The main symptom of an infestation is strange leaf curling that is specific to this pest, as well as “wet” looking leaves. Hemp russet mites can also cause drooping and other strange symptoms, but the bugs are so small many growers don’t realize what they’re dealing with. Hemp russet mites cause drooping and yellow mold-like growth on the tops of plants. Fungus gnats look like tiny flies buzzing around your topsoil.
Although a few fungus gnats won’t really hurt your plants, a big infestation can damage the roots, causing symptoms similar to other types of root problems. What Causes Curly Cannabis Leaves And How To Cure Them. There are numerous reasons why you might find curly cannabis leaves in your grow-op. This guide will explain why this phenomenon occurs, and what you can do to prevent it from ruining your final product. Cannabis plants can’t vocalise a call for help—but they can send signals to tell you all is not well. If you see leaves either clawing or curling, there is trouble with the trees.
This blog will help you identify the causes and cures for curly cannabis leaves. Overwatering will literally drown your plant's roots. Excess water will not only rinse most of the beneficial microbes from the medium, a sodden substrate can also become colonised by algae and nasty fungi. Persistent overwatering invariably invites the parasitic Pythium, better known as root rot. Cannabis plants with droopy, claw-like leaves could be trying to tell you they are waterlogged. “Water mould” microorganisms are just like vampires; you have to invite them in before they can do any harm. Keep them out of the garden by making sure they are not welcome. Maintaining an effective wet-dry cycle is all it takes. Then you can tell by their weight when it’s time to water. If you can’t lift the containers, then consider a moisture meter and make sure to carefully monitor post-watering plant behaviour. Alternatively, take longer intervals between waterings. Unfortunately, Pythium is virtually incurable and will turn your plant's roots into brown sludge. If you see droopy, curly cannabis leaves, especially with young plants, look to the roots for answers. A heavy-handed approach to nutrients is ill-advised. Excessive doses of nitrogen-rich vegetative growth base nutes can cause clawing in leaves. Similarly, overdoing it with the phosphorus and potassium during flowering will cause curly cannabis leaves and scorch the tips. Almost every brand of well-known cannabis fertiliser offers a feeding chart free to download from their respective websites. Granted, not all cannabis varieties will respond in the same way to fertilisers. You can incrementally increase doses without seeing leaves curling or clawing. But if you dive right in at maximum strength, you can expect plenty of curly cannabis leaves that will probably die and eventually drop-off. It should go without saying, but we’ll say it again for good measure; make sure the nutrient solution is the right pH. That’s about 6.0pH for soil and a more precise 5.8pH for coco/hydroponics. If you see curling and nasty-looking brown fringing, your cannabis leaves are sending you a distress signal.
Cannabis plants can photosynthesise efficiently at moderate temperatures up to 28°C. Anything above 30°C and your plants are in the danger zone.

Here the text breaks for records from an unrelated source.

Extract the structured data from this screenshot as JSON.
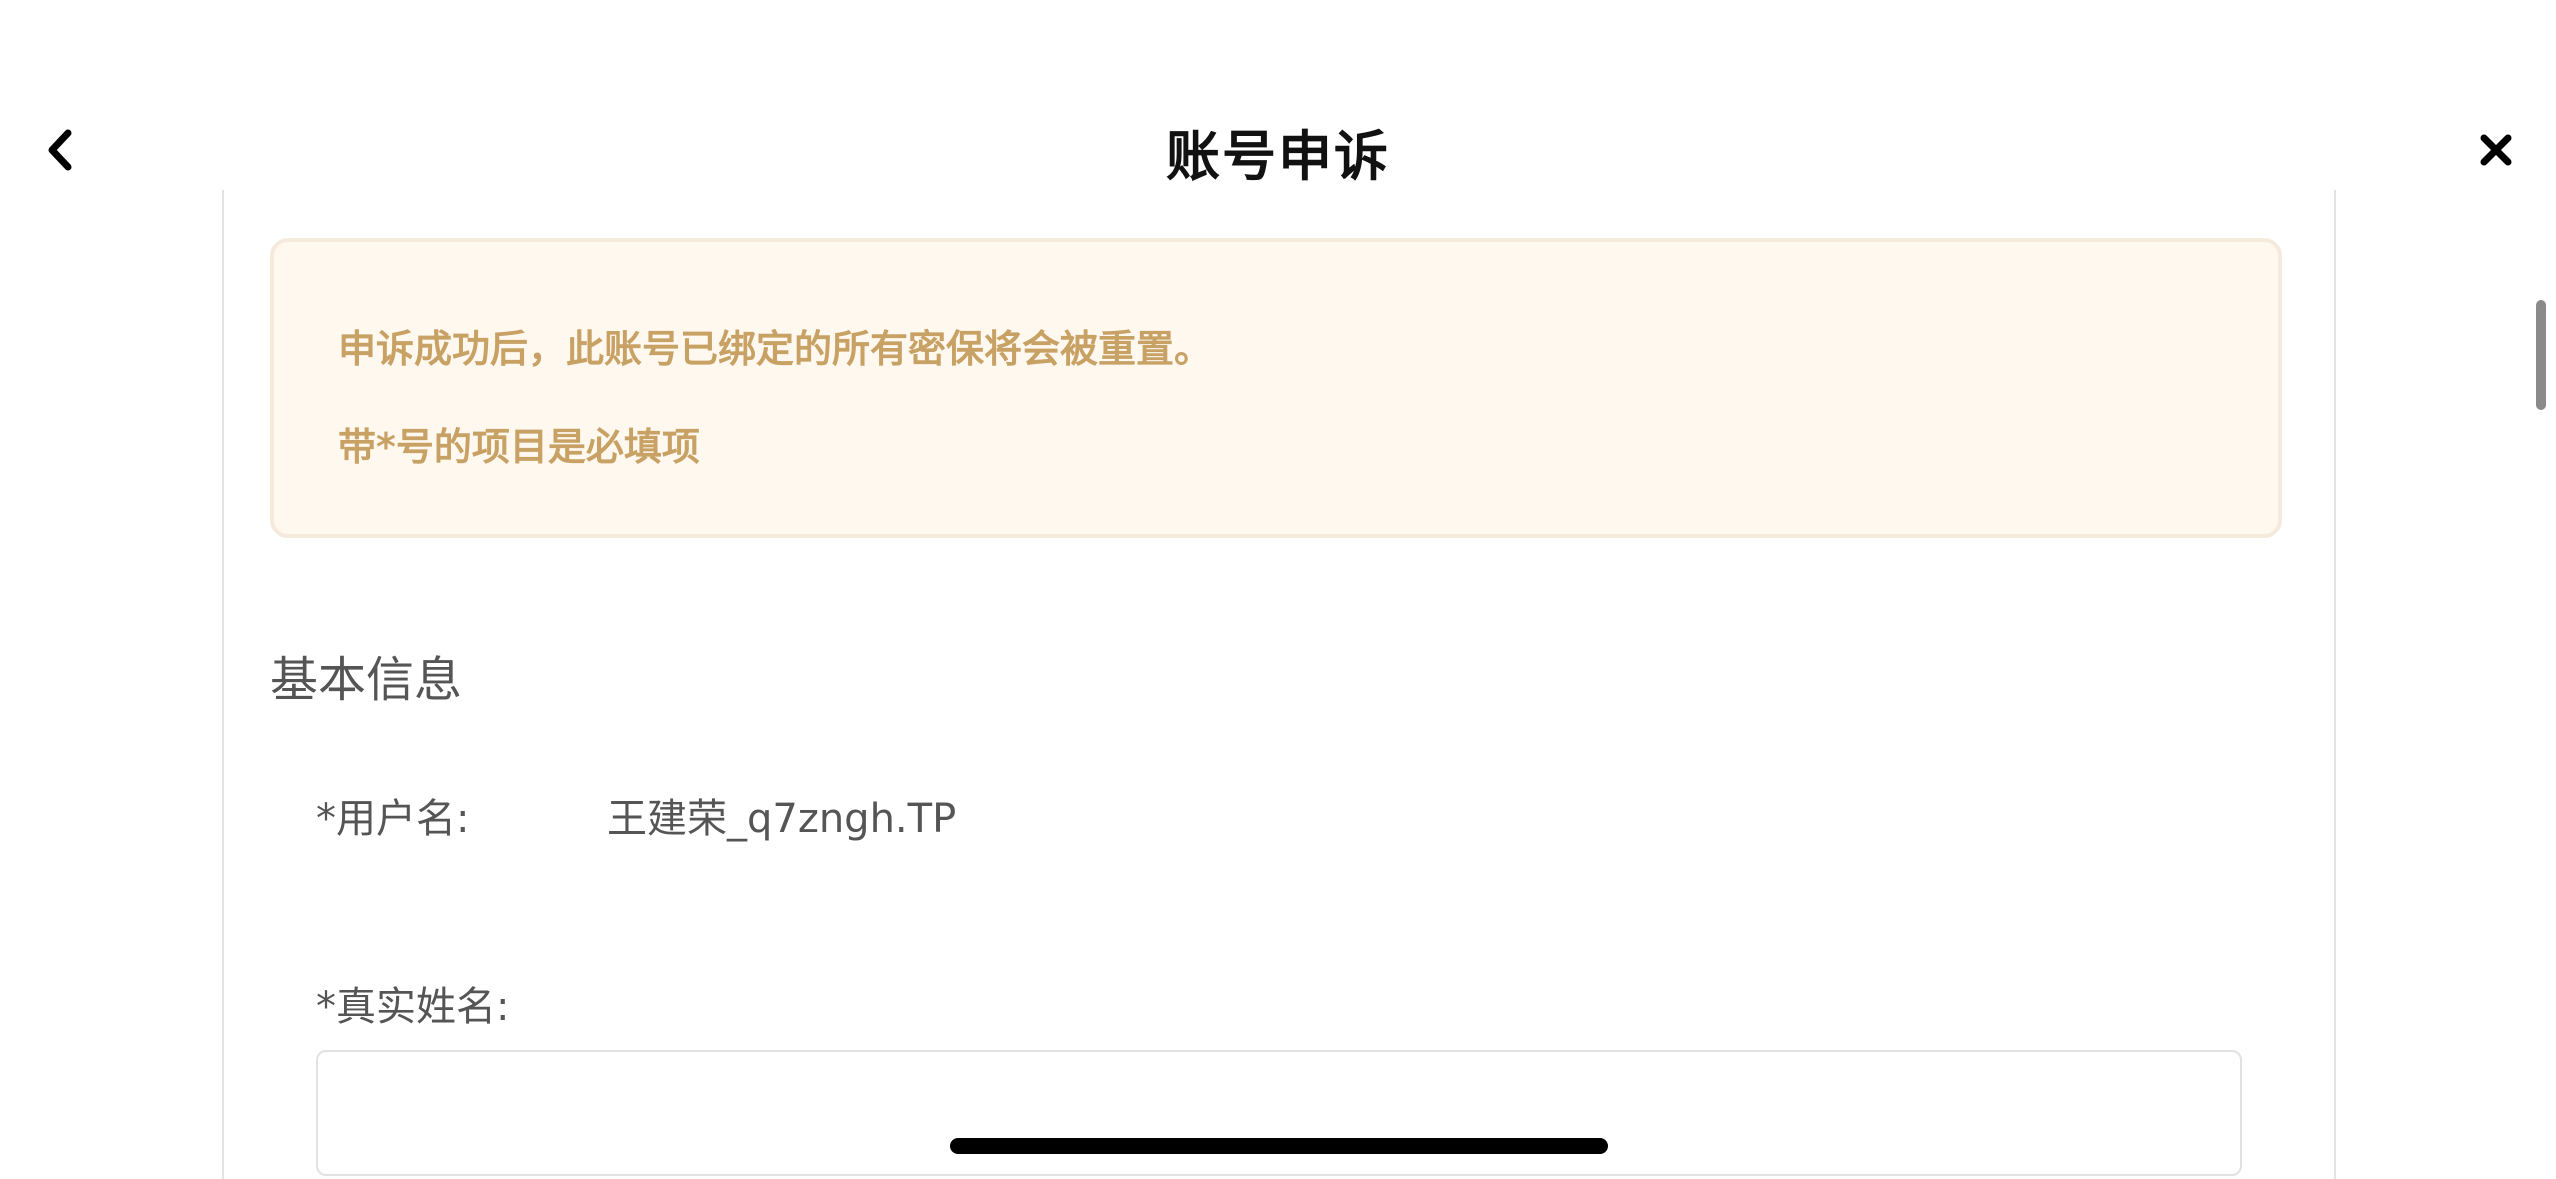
{
  "header": {
    "title": "账号申诉",
    "back_icon": "chevron-left-icon",
    "close_icon": "close-icon"
  },
  "notice": {
    "lines": [
      "申诉成功后，此账号已绑定的所有密保将会被重置。",
      "带*号的项目是必填项"
    ],
    "text_color": "#c8a165",
    "background_color": "#fff8ef"
  },
  "basic_info": {
    "section_title": "基本信息",
    "username": {
      "label": "*用户名:",
      "value": "王建荣_q7zngh.TP"
    },
    "real_name": {
      "label": "*真实姓名:",
      "value": "",
      "placeholder": ""
    }
  }
}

Combine this with low RH and you’ve got real problems. New leaves will grow gnarly and old leaves will curl yellow and maybe even burn to a rusty, brown crisp. Indoor growers must constantly maintain the optimal environmental conditions.
The only way to keep the plant canopy in the sweet spot is to measure and adjust until mature plants peak in height during mid-late bloom, depending on the strain. Moreover, indoor growers can utilise air-con and fans to keep the grow-op cool. Outdoor growers confronted with heat waves and drought conditions have less control than the indoor grower. Constructing a simple screen shade will keep plants slightly cooler and may prevent leaves from fraying and curling further.